### Excerpts from an interface dataset

* * * * * * *

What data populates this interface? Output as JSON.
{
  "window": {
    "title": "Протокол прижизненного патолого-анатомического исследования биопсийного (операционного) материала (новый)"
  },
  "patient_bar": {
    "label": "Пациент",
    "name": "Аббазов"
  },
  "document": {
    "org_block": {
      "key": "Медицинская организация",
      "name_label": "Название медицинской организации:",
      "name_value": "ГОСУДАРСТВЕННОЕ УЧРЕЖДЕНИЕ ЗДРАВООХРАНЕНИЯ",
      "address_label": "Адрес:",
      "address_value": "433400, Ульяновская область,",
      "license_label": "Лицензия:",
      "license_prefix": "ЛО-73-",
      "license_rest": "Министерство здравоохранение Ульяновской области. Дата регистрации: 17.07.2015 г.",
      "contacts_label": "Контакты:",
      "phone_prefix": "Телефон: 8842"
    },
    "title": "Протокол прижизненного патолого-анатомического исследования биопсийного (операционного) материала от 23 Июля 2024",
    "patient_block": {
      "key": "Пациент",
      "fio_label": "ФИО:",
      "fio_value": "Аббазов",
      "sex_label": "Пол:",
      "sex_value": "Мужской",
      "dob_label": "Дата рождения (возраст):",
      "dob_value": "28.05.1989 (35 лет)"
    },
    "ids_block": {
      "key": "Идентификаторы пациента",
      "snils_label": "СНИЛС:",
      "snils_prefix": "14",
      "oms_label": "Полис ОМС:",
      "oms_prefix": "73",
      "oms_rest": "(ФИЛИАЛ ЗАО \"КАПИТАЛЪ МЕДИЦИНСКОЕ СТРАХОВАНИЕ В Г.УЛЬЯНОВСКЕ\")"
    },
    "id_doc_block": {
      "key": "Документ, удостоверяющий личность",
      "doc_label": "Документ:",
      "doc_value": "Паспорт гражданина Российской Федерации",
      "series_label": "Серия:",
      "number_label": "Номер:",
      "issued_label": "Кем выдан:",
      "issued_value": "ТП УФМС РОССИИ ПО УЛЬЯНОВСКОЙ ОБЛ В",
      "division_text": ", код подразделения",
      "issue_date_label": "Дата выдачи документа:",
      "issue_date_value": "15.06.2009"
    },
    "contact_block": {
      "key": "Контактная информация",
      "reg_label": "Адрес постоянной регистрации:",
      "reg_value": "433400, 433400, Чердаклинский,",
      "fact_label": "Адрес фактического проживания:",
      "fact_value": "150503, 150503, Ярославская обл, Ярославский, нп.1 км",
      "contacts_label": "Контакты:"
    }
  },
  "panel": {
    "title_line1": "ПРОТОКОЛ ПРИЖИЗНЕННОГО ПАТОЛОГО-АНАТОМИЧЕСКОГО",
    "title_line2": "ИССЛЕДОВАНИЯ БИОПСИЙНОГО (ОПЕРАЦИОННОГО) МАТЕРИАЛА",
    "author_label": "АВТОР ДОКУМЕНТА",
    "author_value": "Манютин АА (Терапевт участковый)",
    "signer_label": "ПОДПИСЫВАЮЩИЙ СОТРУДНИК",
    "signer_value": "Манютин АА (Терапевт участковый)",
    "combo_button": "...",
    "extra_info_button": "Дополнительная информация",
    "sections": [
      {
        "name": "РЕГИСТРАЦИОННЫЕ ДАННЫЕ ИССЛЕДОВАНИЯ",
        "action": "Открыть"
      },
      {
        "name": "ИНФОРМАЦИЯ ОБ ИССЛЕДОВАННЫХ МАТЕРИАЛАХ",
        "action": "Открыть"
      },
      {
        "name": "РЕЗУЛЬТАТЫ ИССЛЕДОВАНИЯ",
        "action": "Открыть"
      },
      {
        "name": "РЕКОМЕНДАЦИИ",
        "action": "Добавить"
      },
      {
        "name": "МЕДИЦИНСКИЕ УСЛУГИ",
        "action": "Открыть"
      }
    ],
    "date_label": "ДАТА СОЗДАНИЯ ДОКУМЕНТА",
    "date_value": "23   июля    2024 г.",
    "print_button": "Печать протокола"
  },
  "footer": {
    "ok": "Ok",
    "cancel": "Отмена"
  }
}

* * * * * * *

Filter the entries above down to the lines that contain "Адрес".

      "address_label": "Адрес:",
      "reg_label": "Адрес постоянной регистрации:",
      "fact_label": "Адрес фактического проживания:",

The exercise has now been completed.